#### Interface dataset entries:
+++

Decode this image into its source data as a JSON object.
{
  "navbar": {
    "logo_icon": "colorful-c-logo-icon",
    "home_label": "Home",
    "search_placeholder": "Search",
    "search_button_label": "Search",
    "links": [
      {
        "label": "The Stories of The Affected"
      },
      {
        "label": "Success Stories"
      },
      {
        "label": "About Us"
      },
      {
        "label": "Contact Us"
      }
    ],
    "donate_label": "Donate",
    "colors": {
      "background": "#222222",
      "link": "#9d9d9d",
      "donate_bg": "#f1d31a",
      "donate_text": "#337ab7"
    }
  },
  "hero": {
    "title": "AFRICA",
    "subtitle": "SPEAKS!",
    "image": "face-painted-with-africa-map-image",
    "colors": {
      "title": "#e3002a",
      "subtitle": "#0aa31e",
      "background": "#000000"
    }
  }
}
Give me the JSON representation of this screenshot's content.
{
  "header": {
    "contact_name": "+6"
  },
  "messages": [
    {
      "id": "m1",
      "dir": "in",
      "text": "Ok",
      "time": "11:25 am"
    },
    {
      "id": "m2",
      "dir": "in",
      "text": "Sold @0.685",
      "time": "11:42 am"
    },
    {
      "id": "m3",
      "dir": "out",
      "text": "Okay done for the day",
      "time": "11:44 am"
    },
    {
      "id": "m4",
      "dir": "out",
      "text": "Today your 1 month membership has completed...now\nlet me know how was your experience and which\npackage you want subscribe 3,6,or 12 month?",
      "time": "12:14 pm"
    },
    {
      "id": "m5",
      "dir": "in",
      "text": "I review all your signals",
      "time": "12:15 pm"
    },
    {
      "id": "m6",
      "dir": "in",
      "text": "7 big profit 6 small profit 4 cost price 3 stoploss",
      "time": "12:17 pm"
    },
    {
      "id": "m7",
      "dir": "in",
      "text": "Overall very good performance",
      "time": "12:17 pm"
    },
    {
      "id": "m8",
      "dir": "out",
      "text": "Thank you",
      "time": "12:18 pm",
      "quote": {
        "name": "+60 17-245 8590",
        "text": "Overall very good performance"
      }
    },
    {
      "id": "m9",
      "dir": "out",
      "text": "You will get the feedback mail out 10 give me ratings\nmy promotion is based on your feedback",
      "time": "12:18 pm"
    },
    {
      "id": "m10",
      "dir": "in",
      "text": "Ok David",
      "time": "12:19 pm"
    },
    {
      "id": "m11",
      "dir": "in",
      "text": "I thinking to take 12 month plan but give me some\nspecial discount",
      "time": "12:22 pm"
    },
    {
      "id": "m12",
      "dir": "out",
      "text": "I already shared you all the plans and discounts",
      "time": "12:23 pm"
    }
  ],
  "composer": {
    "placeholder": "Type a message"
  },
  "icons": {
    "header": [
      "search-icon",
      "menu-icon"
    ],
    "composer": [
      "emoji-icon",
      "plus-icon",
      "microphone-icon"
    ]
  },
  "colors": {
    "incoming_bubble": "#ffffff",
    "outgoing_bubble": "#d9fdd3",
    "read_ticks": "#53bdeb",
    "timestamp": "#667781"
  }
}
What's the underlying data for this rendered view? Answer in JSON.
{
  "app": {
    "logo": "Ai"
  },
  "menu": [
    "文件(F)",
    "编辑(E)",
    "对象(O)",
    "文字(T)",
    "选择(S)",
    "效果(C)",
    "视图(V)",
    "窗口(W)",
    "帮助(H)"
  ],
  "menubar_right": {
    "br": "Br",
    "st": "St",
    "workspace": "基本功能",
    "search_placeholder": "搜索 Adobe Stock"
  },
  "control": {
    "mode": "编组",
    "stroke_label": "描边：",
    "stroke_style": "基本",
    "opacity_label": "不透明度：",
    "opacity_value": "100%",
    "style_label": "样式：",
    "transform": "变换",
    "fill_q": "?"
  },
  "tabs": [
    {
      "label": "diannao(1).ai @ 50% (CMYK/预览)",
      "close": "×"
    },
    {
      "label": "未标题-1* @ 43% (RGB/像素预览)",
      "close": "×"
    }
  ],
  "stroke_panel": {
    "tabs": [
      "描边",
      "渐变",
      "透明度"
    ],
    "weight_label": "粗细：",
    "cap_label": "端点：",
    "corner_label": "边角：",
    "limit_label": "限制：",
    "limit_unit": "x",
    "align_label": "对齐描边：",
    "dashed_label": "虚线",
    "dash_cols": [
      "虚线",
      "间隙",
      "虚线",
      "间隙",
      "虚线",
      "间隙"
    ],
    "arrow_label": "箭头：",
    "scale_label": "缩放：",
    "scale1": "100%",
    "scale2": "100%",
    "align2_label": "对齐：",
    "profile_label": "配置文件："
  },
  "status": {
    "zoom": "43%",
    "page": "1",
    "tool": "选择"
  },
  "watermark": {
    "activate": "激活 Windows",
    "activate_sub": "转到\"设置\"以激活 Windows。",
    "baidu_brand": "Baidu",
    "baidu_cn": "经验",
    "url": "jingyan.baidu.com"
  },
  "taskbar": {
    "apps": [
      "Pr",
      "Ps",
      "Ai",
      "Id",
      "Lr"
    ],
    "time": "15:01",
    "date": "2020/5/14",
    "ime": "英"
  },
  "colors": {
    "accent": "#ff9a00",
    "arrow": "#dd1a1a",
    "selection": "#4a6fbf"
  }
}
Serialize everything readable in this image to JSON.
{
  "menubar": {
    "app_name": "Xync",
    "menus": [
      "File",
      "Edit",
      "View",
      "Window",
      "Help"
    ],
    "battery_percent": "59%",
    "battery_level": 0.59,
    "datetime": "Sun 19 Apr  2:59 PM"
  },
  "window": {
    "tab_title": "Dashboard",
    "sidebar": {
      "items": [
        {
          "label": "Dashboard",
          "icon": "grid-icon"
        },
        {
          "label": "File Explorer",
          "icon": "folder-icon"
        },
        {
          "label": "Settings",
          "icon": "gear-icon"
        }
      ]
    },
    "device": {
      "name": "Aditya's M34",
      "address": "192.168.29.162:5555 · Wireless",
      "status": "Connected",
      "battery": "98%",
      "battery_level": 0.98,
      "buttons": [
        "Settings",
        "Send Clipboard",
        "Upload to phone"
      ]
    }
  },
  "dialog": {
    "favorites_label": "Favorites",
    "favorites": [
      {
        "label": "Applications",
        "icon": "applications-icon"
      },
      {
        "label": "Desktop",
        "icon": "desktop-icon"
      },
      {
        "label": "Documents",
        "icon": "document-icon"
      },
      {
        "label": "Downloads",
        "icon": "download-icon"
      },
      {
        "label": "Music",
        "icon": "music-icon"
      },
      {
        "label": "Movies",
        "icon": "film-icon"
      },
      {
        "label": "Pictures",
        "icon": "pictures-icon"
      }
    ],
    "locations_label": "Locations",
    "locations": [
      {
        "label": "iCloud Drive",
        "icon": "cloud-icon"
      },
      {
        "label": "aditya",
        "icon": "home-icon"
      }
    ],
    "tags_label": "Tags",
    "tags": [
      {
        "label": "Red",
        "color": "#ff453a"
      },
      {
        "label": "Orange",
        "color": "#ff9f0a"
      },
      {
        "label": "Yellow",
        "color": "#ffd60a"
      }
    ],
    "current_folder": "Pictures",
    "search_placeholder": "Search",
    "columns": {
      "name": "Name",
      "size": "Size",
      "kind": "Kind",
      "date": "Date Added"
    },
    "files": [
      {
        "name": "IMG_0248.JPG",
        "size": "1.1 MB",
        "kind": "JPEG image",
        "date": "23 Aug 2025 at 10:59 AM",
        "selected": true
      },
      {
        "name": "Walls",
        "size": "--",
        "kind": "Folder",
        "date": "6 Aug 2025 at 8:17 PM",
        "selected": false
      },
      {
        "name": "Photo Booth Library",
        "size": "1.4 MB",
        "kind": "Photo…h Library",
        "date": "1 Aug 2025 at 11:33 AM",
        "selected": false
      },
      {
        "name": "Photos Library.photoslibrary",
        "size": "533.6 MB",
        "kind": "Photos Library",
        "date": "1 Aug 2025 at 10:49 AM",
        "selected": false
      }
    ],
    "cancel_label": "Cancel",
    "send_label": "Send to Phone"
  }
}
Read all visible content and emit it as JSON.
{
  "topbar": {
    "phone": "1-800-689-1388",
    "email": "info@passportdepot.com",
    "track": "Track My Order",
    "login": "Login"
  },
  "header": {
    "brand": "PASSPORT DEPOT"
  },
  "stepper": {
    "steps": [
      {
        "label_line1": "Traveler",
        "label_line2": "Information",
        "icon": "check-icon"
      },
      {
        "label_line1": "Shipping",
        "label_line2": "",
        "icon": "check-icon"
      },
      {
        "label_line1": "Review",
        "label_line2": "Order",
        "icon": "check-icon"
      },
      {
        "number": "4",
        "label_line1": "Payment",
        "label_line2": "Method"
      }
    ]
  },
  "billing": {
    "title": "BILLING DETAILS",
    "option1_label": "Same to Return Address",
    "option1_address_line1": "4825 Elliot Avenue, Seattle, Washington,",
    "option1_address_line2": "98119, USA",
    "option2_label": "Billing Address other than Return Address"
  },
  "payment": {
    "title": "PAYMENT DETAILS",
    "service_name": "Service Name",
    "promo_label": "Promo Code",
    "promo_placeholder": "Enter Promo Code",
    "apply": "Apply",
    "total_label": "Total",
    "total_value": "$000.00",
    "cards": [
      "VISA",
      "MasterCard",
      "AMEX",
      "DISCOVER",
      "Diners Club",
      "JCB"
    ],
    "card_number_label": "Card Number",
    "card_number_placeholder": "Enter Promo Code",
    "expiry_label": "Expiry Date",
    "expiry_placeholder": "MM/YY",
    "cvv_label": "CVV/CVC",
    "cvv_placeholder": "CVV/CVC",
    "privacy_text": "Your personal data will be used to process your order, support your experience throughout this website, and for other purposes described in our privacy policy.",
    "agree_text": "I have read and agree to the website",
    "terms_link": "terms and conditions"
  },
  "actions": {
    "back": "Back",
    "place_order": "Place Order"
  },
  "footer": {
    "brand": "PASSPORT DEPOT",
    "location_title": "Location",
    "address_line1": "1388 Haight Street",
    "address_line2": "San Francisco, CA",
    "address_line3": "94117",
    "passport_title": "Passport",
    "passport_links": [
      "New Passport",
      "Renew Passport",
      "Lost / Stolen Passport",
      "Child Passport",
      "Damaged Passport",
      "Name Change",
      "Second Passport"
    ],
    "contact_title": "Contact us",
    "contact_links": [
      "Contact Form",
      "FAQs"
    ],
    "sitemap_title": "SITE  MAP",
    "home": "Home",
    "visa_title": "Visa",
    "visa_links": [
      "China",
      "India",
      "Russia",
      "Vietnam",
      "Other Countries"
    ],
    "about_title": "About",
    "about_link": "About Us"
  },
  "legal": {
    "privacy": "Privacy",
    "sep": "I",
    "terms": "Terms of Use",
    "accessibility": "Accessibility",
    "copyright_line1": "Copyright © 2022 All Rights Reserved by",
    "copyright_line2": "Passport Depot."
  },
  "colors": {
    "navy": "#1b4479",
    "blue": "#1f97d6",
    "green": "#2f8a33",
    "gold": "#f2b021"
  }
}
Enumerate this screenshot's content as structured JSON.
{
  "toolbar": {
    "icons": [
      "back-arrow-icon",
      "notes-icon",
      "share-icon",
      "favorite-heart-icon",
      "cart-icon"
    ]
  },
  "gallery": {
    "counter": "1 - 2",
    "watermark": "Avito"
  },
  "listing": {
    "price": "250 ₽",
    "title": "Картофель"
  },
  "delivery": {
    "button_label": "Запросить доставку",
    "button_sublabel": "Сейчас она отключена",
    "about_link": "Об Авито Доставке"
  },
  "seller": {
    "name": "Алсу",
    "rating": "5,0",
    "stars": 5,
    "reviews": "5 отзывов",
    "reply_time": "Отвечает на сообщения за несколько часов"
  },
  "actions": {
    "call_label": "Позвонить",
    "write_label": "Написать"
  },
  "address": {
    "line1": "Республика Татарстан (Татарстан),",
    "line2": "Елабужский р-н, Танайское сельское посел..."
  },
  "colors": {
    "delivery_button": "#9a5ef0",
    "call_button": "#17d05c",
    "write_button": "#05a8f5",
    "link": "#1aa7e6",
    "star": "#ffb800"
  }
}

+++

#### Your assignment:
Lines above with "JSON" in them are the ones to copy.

#### Expected answer:
Decode this image into its source data as a JSON object.
Give me the JSON representation of this screenshot's content.
What's the underlying data for this rendered view? Answer in JSON.
Serialize everything readable in this image to JSON.
Read all visible content and emit it as JSON.
Enumerate this screenshot's content as structured JSON.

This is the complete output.